Tuesday will no doubt give us an interesting meeting, but it's just the first of many. There are over a half dozen more rezoning applications for new buildings already in the pipe. One of the many reasons to join your community association is making sure there is strong community input to the planning process as our neighbourhood continues to develop. Download the CCCA membership form (PDF) today and join!


  1. thanks for reporting this one. seems really foolish to build something on such a small lot!! this city is out of control. they need to smarten up and start saying NO. If they build that on that small land, it'll look ridiculous and cause nothing but trouble.

  2. I agree that Place Bell is grotesque, but that's on account of its dreadful street presence.

    What's grotesque about its height?

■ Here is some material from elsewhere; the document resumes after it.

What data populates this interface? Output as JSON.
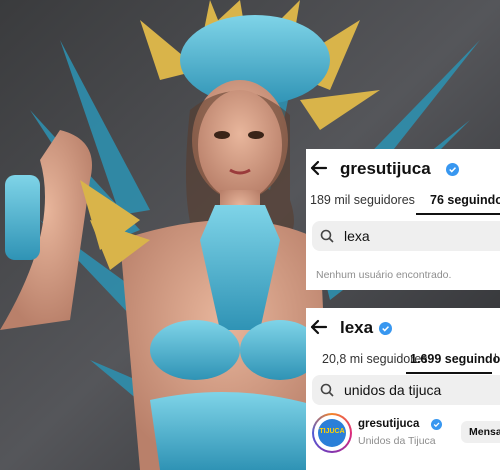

  3. Is the city "out of control" or is it really that the city does not have the power to say no. Claridge also seems to be the slowest builder around. If these go up at the rate Lebreton is it will be years and years before completion.

  4. You can't have to both ways you can say no to urban sprawl and no to building downtown its has to be one or the others.With that said could this project be better sure but work has to be done on both sides saying no will help no one.


  5. Jayme - we're not saying no buildings downtown. We want the parking lots to be developed. The Centretown Plan encourages it. But the plan, as well as the zoning, encourages buildings that aren't so large that streetscapes become block-to-block walls of concrete and brick. If every site on this block were developed with this kind of building, you'd no longer get sunlight at the street level for most of the year, because they're so tall and so close to the lotlines.

    At least Charlesfort argues that he was redistributing the density of the existing zoning (though I'm skeptical of the math), so that there is still space for life to happen at the ground level.

    Remember that we don't go back home to some place in the suburbs at the end of the day. We live here, and we need parks, schools, daycares, grocery stores, and all the other amenities of daily life in our neighbourhood. We also need sunlight, fresh air, and streets that aren't wind tunnels.

    The existing zoning has more than enough room to meet and exceed the intensification goals of the City's Official Plan through development of vacant lots. The existing zoning, as well as the Centretown Plan, were also conducted with much more public input than any individual building application. Applications dismiss the zoning and the various community-supported plans to drop buildings in without any planning context like so many concrete middle fingers.